I struggled with the final phrase of this story. I began with  ‘permanent markers are undependable’ and, in quick order, substituted ‘as temporary as fame,’ ‘as recognition,’ and ‘as immortality.’ None of these worked for me, not true enough, though I minded Warhol’s pithy fifteen minutes. The image of a shooting star came into my head, showing me one solution. Aren’t stars living?  When we reference stars of past eras, aren’t we recognizing their immortal gifts? The final phrase became “as temporary as stardom.” I reread all three sentences and realized the story I intended to write was about work that spoke for itself–yet the insistence of collectors against anonymity. For examples, read Etsy listings in which the artist describes the work as signed. Wouldn’t that be understood? Or if the work isn’t signed, would it matter? Either one likes it enough to buy or one doesn’t?

This is the first time I’ve discussed my process in the body of the post. Do you like this experiment?

Once More
March 12, 2012, 12:08 PM
Filed under: Three Sentence Stories
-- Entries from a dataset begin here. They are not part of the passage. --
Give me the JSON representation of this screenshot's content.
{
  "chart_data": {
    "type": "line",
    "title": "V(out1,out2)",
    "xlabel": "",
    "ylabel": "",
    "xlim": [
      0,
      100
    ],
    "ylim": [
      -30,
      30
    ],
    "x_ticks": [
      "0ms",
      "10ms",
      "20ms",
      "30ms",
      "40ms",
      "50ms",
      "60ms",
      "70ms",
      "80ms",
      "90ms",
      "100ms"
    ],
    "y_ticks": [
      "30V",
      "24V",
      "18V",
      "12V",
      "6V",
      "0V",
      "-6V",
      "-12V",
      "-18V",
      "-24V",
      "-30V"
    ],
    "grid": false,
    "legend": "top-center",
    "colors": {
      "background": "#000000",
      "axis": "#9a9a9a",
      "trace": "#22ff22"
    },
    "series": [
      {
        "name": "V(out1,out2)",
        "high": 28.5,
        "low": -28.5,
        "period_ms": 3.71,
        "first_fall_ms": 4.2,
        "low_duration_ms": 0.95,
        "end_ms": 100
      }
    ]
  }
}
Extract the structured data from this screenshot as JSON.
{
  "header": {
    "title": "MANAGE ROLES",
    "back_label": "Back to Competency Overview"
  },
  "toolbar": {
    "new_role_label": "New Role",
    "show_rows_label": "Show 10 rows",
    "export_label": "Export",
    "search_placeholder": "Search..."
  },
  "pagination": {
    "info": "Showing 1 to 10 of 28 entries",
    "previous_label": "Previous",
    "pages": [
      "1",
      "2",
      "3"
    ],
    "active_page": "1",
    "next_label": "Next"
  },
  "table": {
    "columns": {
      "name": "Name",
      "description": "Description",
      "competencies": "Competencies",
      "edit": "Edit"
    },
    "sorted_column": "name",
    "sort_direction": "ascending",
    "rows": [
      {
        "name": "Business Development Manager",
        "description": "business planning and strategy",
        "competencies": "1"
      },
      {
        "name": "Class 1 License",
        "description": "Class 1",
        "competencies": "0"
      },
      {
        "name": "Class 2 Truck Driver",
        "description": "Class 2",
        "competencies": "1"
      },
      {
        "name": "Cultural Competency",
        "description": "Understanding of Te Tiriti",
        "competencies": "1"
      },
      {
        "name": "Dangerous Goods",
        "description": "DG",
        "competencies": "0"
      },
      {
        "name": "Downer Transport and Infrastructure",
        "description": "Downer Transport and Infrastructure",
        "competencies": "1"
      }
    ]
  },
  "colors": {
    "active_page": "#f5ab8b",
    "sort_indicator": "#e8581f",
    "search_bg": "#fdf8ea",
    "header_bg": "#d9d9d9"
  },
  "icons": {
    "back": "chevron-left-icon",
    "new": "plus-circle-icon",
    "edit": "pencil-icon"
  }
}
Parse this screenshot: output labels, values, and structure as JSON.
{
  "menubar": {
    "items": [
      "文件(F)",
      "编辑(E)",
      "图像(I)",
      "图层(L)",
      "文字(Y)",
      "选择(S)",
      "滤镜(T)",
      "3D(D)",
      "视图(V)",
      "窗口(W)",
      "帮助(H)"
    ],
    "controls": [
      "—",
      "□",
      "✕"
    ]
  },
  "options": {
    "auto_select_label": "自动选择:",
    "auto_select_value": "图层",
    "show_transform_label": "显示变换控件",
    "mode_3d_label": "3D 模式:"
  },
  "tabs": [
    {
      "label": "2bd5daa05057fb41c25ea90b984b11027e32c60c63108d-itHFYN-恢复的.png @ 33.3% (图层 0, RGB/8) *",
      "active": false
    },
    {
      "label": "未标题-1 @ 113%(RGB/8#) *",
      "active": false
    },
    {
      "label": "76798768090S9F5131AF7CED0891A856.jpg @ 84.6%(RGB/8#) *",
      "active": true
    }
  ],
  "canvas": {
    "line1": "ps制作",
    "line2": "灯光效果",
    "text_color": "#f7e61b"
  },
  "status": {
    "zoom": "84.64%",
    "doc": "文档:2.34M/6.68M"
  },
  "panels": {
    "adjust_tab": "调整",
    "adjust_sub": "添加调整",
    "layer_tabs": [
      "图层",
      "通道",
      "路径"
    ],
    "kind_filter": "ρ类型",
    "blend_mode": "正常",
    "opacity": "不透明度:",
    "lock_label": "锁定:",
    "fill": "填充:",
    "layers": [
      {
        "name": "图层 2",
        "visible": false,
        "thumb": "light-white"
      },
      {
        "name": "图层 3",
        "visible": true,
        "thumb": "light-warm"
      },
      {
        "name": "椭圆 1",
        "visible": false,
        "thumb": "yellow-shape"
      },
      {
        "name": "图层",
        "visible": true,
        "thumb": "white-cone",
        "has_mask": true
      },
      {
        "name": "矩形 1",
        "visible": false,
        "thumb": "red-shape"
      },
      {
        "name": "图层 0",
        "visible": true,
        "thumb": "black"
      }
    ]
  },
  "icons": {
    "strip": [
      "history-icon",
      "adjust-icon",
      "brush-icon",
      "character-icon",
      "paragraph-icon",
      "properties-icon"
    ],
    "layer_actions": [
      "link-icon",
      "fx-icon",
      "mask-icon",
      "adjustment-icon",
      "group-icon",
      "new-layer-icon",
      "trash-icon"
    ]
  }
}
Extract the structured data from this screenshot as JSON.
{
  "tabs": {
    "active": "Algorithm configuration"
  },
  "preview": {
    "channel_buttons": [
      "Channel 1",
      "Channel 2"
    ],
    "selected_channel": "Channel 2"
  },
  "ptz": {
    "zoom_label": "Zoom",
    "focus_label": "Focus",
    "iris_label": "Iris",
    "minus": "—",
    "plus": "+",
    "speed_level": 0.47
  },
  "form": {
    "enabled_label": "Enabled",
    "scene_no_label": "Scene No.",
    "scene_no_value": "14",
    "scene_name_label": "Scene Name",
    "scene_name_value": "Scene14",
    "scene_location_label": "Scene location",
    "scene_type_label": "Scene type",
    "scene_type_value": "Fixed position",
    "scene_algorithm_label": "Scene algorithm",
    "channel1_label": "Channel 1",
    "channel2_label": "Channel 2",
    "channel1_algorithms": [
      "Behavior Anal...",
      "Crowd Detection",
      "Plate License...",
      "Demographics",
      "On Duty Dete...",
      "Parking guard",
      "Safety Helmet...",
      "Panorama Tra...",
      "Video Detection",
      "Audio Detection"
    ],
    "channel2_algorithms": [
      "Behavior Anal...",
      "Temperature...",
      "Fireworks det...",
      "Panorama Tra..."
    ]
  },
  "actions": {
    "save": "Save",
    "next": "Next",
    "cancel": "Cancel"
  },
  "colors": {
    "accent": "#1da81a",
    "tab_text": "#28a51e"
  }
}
Before the time changes again, before the hour reappears, I will make many commitments to be better. Better at, better for, better with. If I don’t, how will I enjoy the sweet colors of the sunrise, today the palest of yellows?

March 11, 2012, 3:54 PM
Filed under: Three Sentence Stories

The stairs were narrow.There was no elevator. The daily trek up five flights, a toll on all relatives with groceries, was glorified for keeping Suzanne’s Parisian (bent and crotchety) grandmother spry.

March 10, 2012, 4:29 PM
Filed under: Uncategorized

I’m about to tweak my blog: lately, I’ve devoted less time to it (more on this in a coming post) resulting in a lack of variety. I’m committed to a three sentence story every day, but I’m wondering how to generate more interaction between writing visitors.  Any suggestions? What would you like to see here? Trials of a writer, or lessons learned, or critical endeavors? I’ve many loyal visitors and I want to thank you by keeping this place shiny and worth a visit. I appreciate all feedback!

Big and Little
March 10, 2012, 2:57 PM
Filed under: Three Sentence Stories

Trudy practiced her forms, punches and kicks, determined to exact precision. With a newly earned green belt in the closet, she tooled the city dressed in powerful confidence. Epiphany struck when she stood beside three massive men on the subway platform.

Intelligent Design
March 9, 2012, 7:50 PM
Filed under: Three Sentence Stories

A specially-designed squirrel-proof bird feeder was thrown out of clay, fired then glazed, filled with specially-purchased, songbird-designed seed, and hung on a steel cable. A squirrel jumped onto it, losing balance, as intended. The feeder swung against a tree and broke its lid, scattering seed for multiple squirrels.

Bat Call
March 8, 2012, 5:59 PM
Filed under: Three Sentence Stories

Bruce’s wealth initiated his exile from community. His way back in: his choices of fighting crime, of helping fellow man, of being there in the nick of time, of hero status—these ousted him among have nots. His technological ingenuity, the mask, and the cape divorced him from other haves.

March 7, 2012, 2:05 PM
Filed under: Three Sentence Stories

Teresa’s slow, methodical ways matched intent with action. That was before she met Jim. Jim threw ideas in the air, stirred anything settled, and Teresa liked to think she coped.

Another Cup
March 6, 2012, 8:32 PM
Filed under: Three Sentence Stories

Heather became addicted over dinner. Draining cups of coffee, she prolonged time spent in brilliant, witty, perfect conversations. The high was short; she needed another jolt after she bused her tray and before she sat down to homework.